▶ _PROBLEM TO SOLVE_: Each entry should be repeated exactly. Its pictures should not be.

ENTRIES PROVIDED Block Start

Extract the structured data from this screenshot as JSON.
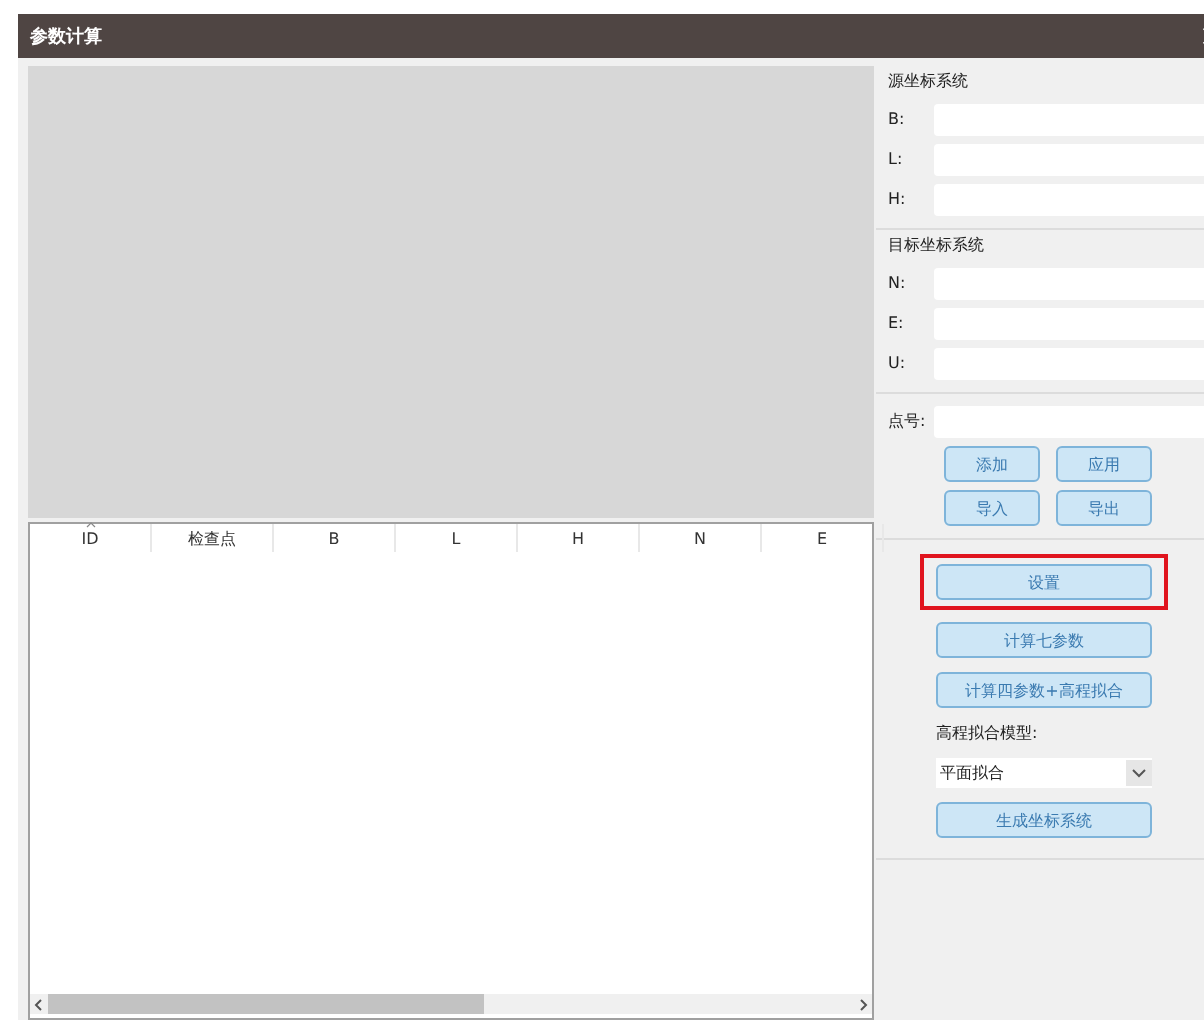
{
  "window": {
    "title": "参数计算"
  },
  "table": {
    "columns": [
      {
        "label": "ID",
        "sorted": true
      },
      {
        "label": "检查点",
        "sorted": false
      },
      {
        "label": "B",
        "sorted": false
      },
      {
        "label": "L",
        "sorted": false
      },
      {
        "label": "H",
        "sorted": false
      },
      {
        "label": "N",
        "sorted": false
      },
      {
        "label": "E",
        "sorted": false
      }
    ]
  },
  "source_system": {
    "title": "源坐标系统",
    "fields": [
      {
        "label": "B:"
      },
      {
        "label": "L:"
      },
      {
        "label": "H:"
      }
    ]
  },
  "target_system": {
    "title": "目标坐标系统",
    "fields": [
      {
        "label": "N:"
      },
      {
        "label": "E:"
      },
      {
        "label": "U:"
      }
    ]
  },
  "point": {
    "label": "点号:"
  },
  "point_buttons": [
    "添加",
    "应用",
    "导入",
    "导出"
  ],
  "actions": [
    {
      "label": "设置",
      "highlighted": true
    },
    {
      "label": "计算七参数",
      "highlighted": false
    },
    {
      "label": "计算四参数+高程拟合",
      "highlighted": false
    }
  ],
  "fit_model": {
    "label": "高程拟合模型:",
    "value": "平面拟合"
  },
  "generate_button": "生成坐标系统"
}
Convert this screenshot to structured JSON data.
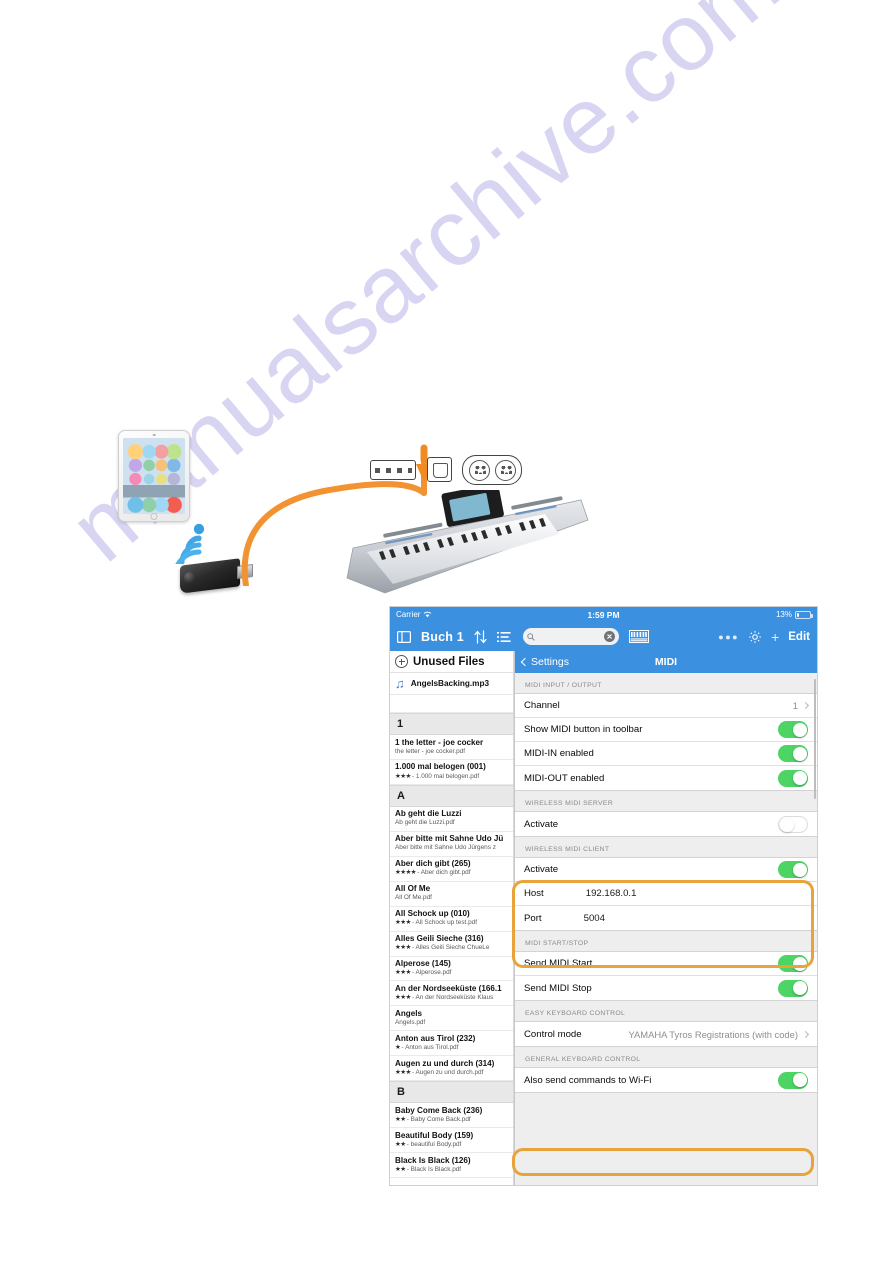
{
  "watermark": {
    "text": "manualsarchive.com"
  },
  "illustration": {
    "ipad_label": "ipad-device",
    "wifi_label": "wifi-signal",
    "dongle_label": "usb-wifi-dongle",
    "cable_label": "orange-usb-cable",
    "keyboard_label": "yamaha-tyros-keyboard",
    "ports": [
      "usb-a-port",
      "usb-b-port",
      "midi-din-ports"
    ]
  },
  "app": {
    "statusbar": {
      "carrier": "Carrier",
      "time": "1:59 PM",
      "battery": "13%"
    },
    "toolbar": {
      "book_title": "Buch 1",
      "edit_label": "Edit",
      "midi_label": "MIDI",
      "search_placeholder": "",
      "search_value": "",
      "icons": [
        "book-view-icon",
        "sort-icon",
        "list-icon",
        "search-icon",
        "clear-icon",
        "midi-icon",
        "more-icon",
        "gear-icon",
        "add-icon"
      ]
    },
    "filelist": {
      "unused_files": "Unused Files",
      "mp3": "AngelsBacking.mp3",
      "sections": [
        {
          "letter": "1",
          "files": [
            {
              "title": "1 the letter - joe cocker",
              "sub": "the letter - joe cocker.pdf",
              "stars": ""
            },
            {
              "title": "1.000 mal belogen (001)",
              "sub": "- 1.000 mal belogen.pdf",
              "stars": "★★★"
            }
          ]
        },
        {
          "letter": "A",
          "files": [
            {
              "title": "Ab geht die Luzzi",
              "sub": "Ab geht die Luzzi.pdf",
              "stars": ""
            },
            {
              "title": "Aber bitte mit Sahne Udo Jü",
              "sub": "Aber bitte mit Sahne Udo Jürgens z",
              "stars": ""
            },
            {
              "title": "Aber dich gibt (265)",
              "sub": "- Aber dich gibt.pdf",
              "stars": "★★★★"
            },
            {
              "title": "All Of Me",
              "sub": "All Of Me.pdf",
              "stars": ""
            },
            {
              "title": "All Schock up (010)",
              "sub": "- All Schock up test.pdf",
              "stars": "★★★"
            },
            {
              "title": "Alles Geili Sieche (316)",
              "sub": "- Alles Geili Sieche   ChueLe",
              "stars": "★★★"
            },
            {
              "title": "Alperose (145)",
              "sub": "- Alperose.pdf",
              "stars": "★★★"
            },
            {
              "title": "An der Nordseeküste (166.1",
              "sub": "- An der Nordseeküste Klaus",
              "stars": "★★★"
            },
            {
              "title": "Angels",
              "sub": "Angels.pdf",
              "stars": ""
            },
            {
              "title": "Anton aus Tirol (232)",
              "sub": "- Anton aus Tirol.pdf",
              "stars": "★"
            },
            {
              "title": "Augen zu und durch (314)",
              "sub": "- Augen zu und durch.pdf",
              "stars": "★★★"
            }
          ]
        },
        {
          "letter": "B",
          "files": [
            {
              "title": "Baby Come Back (236)",
              "sub": "- Baby Come Back.pdf",
              "stars": "★★"
            },
            {
              "title": "Beautiful Body (159)",
              "sub": "- beautiful Body.pdf",
              "stars": "★★"
            },
            {
              "title": "Black Is Black (126)",
              "sub": "- Black Is Black.pdf",
              "stars": "★★"
            }
          ]
        }
      ]
    },
    "settings": {
      "back_label": "Settings",
      "title": "MIDI",
      "groups": [
        {
          "header": "MIDI INPUT / OUTPUT",
          "rows": [
            {
              "label": "Channel",
              "type": "disclosure",
              "value": "1"
            },
            {
              "label": "Show MIDI button in toolbar",
              "type": "switch",
              "state": "on"
            },
            {
              "label": "MIDI-IN enabled",
              "type": "switch",
              "state": "on"
            },
            {
              "label": "MIDI-OUT enabled",
              "type": "switch",
              "state": "on"
            }
          ]
        },
        {
          "header": "WIRELESS MIDI SERVER",
          "rows": [
            {
              "label": "Activate",
              "type": "switch",
              "state": "off"
            }
          ]
        },
        {
          "header": "WIRELESS MIDI CLIENT",
          "highlighted": true,
          "rows": [
            {
              "label": "Activate",
              "type": "switch",
              "state": "on"
            },
            {
              "label": "Host",
              "type": "field",
              "value": "192.168.0.1"
            },
            {
              "label": "Port",
              "type": "field",
              "value": "5004"
            }
          ]
        },
        {
          "header": "MIDI START/STOP",
          "rows": [
            {
              "label": "Send MIDI Start",
              "type": "switch",
              "state": "on"
            },
            {
              "label": "Send MIDI Stop",
              "type": "switch",
              "state": "on"
            }
          ]
        },
        {
          "header": "EASY KEYBOARD CONTROL",
          "rows": [
            {
              "label": "Control mode",
              "type": "disclosure",
              "value": "YAMAHA Tyros Registrations (with code)"
            }
          ]
        },
        {
          "header": "GENERAL KEYBOARD CONTROL",
          "highlighted": true,
          "rows": [
            {
              "label": "Also send commands to Wi-Fi",
              "type": "switch",
              "state": "on"
            }
          ]
        }
      ]
    }
  },
  "colors": {
    "ios_blue": "#3b91e0",
    "switch_green": "#4cd464",
    "highlight_orange": "#e8a33d",
    "cable_orange": "#f29230",
    "watermark": "#d7d5f2"
  }
}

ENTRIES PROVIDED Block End

▶ _RESULT FOR THIS TASK_:
Extract the structured data from this screenshot as JSON.
{
  "window": {
    "title": "参数计算"
  },
  "table": {
    "columns": [
      {
        "label": "ID",
        "sorted": true
      },
      {
        "label": "检查点",
        "sorted": false
      },
      {
        "label": "B",
        "sorted": false
      },
      {
        "label": "L",
        "sorted": false
      },
      {
        "label": "H",
        "sorted": false
      },
      {
        "label": "N",
        "sorted": false
      },
      {
        "label": "E",
        "sorted": false
      }
    ]
  },
  "source_system": {
    "title": "源坐标系统",
    "fields": [
      {
        "label": "B:"
      },
      {
        "label": "L:"
      },
      {
        "label": "H:"
      }
    ]
  },
  "target_system": {
    "title": "目标坐标系统",
    "fields": [
      {
        "label": "N:"
      },
      {
        "label": "E:"
      },
      {
        "label": "U:"
      }
    ]
  },
  "point": {
    "label": "点号:"
  },
  "point_buttons": [
    "添加",
    "应用",
    "导入",
    "导出"
  ],
  "actions": [
    {
      "label": "设置",
      "highlighted": true
    },
    {
      "label": "计算七参数",
      "highlighted": false
    },
    {
      "label": "计算四参数+高程拟合",
      "highlighted": false
    }
  ],
  "fit_model": {
    "label": "高程拟合模型:",
    "value": "平面拟合"
  },
  "generate_button": "生成坐标系统"
}
Convert this screenshot to structured JSON data.
{
  "watermark": {
    "text": "manualsarchive.com"
  },
  "illustration": {
    "ipad_label": "ipad-device",
    "wifi_label": "wifi-signal",
    "dongle_label": "usb-wifi-dongle",
    "cable_label": "orange-usb-cable",
    "keyboard_label": "yamaha-tyros-keyboard",
    "ports": [
      "usb-a-port",
      "usb-b-port",
      "midi-din-ports"
    ]
  },
  "app": {
    "statusbar": {
      "carrier": "Carrier",
      "time": "1:59 PM",
      "battery": "13%"
    },
    "toolbar": {
      "book_title": "Buch 1",
      "edit_label": "Edit",
      "midi_label": "MIDI",
      "search_placeholder": "",
      "search_value": "",
      "icons": [
        "book-view-icon",
        "sort-icon",
        "list-icon",
        "search-icon",
        "clear-icon",
        "midi-icon",
        "more-icon",
        "gear-icon",
        "add-icon"
      ]
    },
    "filelist": {
      "unused_files": "Unused Files",
      "mp3": "AngelsBacking.mp3",
      "sections": [
        {
          "letter": "1",
          "files": [
            {
              "title": "1 the letter - joe cocker",
              "sub": "the letter - joe cocker.pdf",
              "stars": ""
            },
            {
              "title": "1.000 mal belogen (001)",
              "sub": "- 1.000 mal belogen.pdf",
              "stars": "★★★"
            }
          ]
        },
        {
          "letter": "A",
          "files": [
            {
              "title": "Ab geht die Luzzi",
              "sub": "Ab geht die Luzzi.pdf",
              "stars": ""
            },
            {
              "title": "Aber bitte mit Sahne Udo Jü",
              "sub": "Aber bitte mit Sahne Udo Jürgens z",
              "stars": ""
            },
            {
              "title": "Aber dich gibt (265)",
              "sub": "- Aber dich gibt.pdf",
              "stars": "★★★★"
            },
            {
              "title": "All Of Me",
              "sub": "All Of Me.pdf",
              "stars": ""
            },
            {
              "title": "All Schock up (010)",
              "sub": "- All Schock up test.pdf",
              "stars": "★★★"
            },
            {
              "title": "Alles Geili Sieche (316)",
              "sub": "- Alles Geili Sieche   ChueLe",
              "stars": "★★★"
            },
            {
              "title": "Alperose (145)",
              "sub": "- Alperose.pdf",
              "stars": "★★★"
            },
            {
              "title": "An der Nordseeküste (166.1",
              "sub": "- An der Nordseeküste Klaus",
              "stars": "★★★"
            },
            {
              "title": "Angels",
              "sub": "Angels.pdf",
              "stars": ""
            },
            {
              "title": "Anton aus Tirol (232)",
              "sub": "- Anton aus Tirol.pdf",
              "stars": "★"
            },
            {
              "title": "Augen zu und durch (314)",
              "sub": "- Augen zu und durch.pdf",
              "stars": "★★★"
            }
          ]
        },
        {
          "letter": "B",
          "files": [
            {
              "title": "Baby Come Back (236)",
              "sub": "- Baby Come Back.pdf",
              "stars": "★★"
            },
            {
              "title": "Beautiful Body (159)",
              "sub": "- beautiful Body.pdf",
              "stars": "★★"
            },
            {
              "title": "Black Is Black (126)",
              "sub": "- Black Is Black.pdf",
              "stars": "★★"
            }
          ]
        }
      ]
    },
    "settings": {
      "back_label": "Settings",
      "title": "MIDI",
      "groups": [
        {
          "header": "MIDI INPUT / OUTPUT",
          "rows": [
            {
              "label": "Channel",
              "type": "disclosure",
              "value": "1"
            },
            {
              "label": "Show MIDI button in toolbar",
              "type": "switch",
              "state": "on"
            },
            {
              "label": "MIDI-IN enabled",
              "type": "switch",
              "state": "on"
            },
            {
              "label": "MIDI-OUT enabled",
              "type": "switch",
              "state": "on"
            }
          ]
        },
        {
          "header": "WIRELESS MIDI SERVER",
          "rows": [
            {
              "label": "Activate",
              "type": "switch",
              "state": "off"
            }
          ]
        },
        {
          "header": "WIRELESS MIDI CLIENT",
          "highlighted": true,
          "rows": [
            {
              "label": "Activate",
              "type": "switch",
              "state": "on"
            },
            {
              "label": "Host",
              "type": "field",
              "value": "192.168.0.1"
            },
            {
              "label": "Port",
              "type": "field",
              "value": "5004"
            }
          ]
        },
        {
          "header": "MIDI START/STOP",
          "rows": [
            {
              "label": "Send MIDI Start",
              "type": "switch",
              "state": "on"
            },
            {
              "label": "Send MIDI Stop",
              "type": "switch",
              "state": "on"
            }
          ]
        },
        {
          "header": "EASY KEYBOARD CONTROL",
          "rows": [
            {
              "label": "Control mode",
              "type": "disclosure",
              "value": "YAMAHA Tyros Registrations (with code)"
            }
          ]
        },
        {
          "header": "GENERAL KEYBOARD CONTROL",
          "highlighted": true,
          "rows": [
            {
              "label": "Also send commands to Wi-Fi",
              "type": "switch",
              "state": "on"
            }
          ]
        }
      ]
    }
  },
  "colors": {
    "ios_blue": "#3b91e0",
    "switch_green": "#4cd464",
    "highlight_orange": "#e8a33d",
    "cable_orange": "#f29230",
    "watermark": "#d7d5f2"
  }
}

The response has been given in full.